- [Work to complete]: Search the records for "comment" and copy each line that holds it.
Extracted material below:
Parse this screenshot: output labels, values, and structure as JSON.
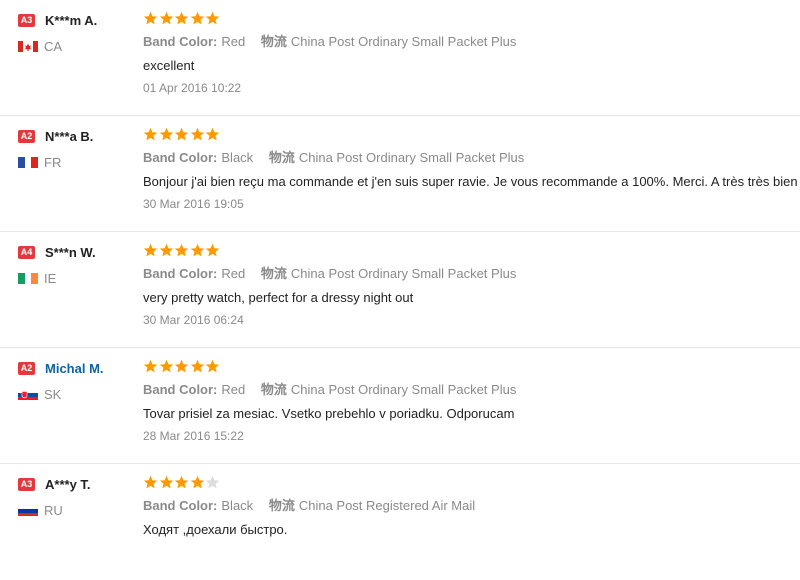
{
  "colors": {
    "star_filled": "#ff9900",
    "star_empty": "#dddddd",
    "badge": "#e4393c",
    "user_link": "#0b63a8"
  },
  "reviews": [
    {
      "level": "A3",
      "user": "K***m A.",
      "user_is_link": false,
      "flag": "flag-ca-icon",
      "country": "CA",
      "rating": 5,
      "attr_label": "Band Color:",
      "attr_value": "Red",
      "ship_label": "物流",
      "ship_value": "China Post Ordinary Small Packet Plus",
      "comment": "excellent",
      "date": "01 Apr 2016 10:22"
    },
    {
      "level": "A2",
      "user": "N***a B.",
      "user_is_link": false,
      "flag": "flag-fr-icon",
      "country": "FR",
      "rating": 5,
      "attr_label": "Band Color:",
      "attr_value": "Black",
      "ship_label": "物流",
      "ship_value": "China Post Ordinary Small Packet Plus",
      "comment": "Bonjour j'ai bien reçu ma commande et j'en suis super ravie. Je vous recommande a 100%. Merci. A très très bien",
      "date": "30 Mar 2016 19:05"
    },
    {
      "level": "A4",
      "user": "S***n W.",
      "user_is_link": false,
      "flag": "flag-ie-icon",
      "country": "IE",
      "rating": 5,
      "attr_label": "Band Color:",
      "attr_value": "Red",
      "ship_label": "物流",
      "ship_value": "China Post Ordinary Small Packet Plus",
      "comment": "very pretty watch, perfect for a dressy night out",
      "date": "30 Mar 2016 06:24"
    },
    {
      "level": "A2",
      "user": "Michal M.",
      "user_is_link": true,
      "flag": "flag-sk-icon",
      "country": "SK",
      "rating": 5,
      "attr_label": "Band Color:",
      "attr_value": "Red",
      "ship_label": "物流",
      "ship_value": "China Post Ordinary Small Packet Plus",
      "comment": "Tovar prisiel za mesiac. Vsetko prebehlo v poriadku. Odporucam",
      "date": "28 Mar 2016 15:22"
    },
    {
      "level": "A3",
      "user": "A***y T.",
      "user_is_link": false,
      "flag": "flag-ru-icon",
      "country": "RU",
      "rating": 4,
      "attr_label": "Band Color:",
      "attr_value": "Black",
      "ship_label": "物流",
      "ship_value": "China Post Registered Air Mail",
      "comment": "Ходят ,доехали быстро.",
      "date": ""
    }
  ]
}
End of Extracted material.
- [Task solution]:
      "comment": "excellent",
      "comment": "Bonjour j'ai bien reçu ma commande et j'en suis super ravie. Je vous recommande a 100%. Merci. A très très bien",
      "comment": "very pretty watch, perfect for a dressy night out",
      "comment": "Tovar prisiel za mesiac. Vsetko prebehlo v poriadku. Odporucam",
      "comment": "Ходят ,доехали быстро.",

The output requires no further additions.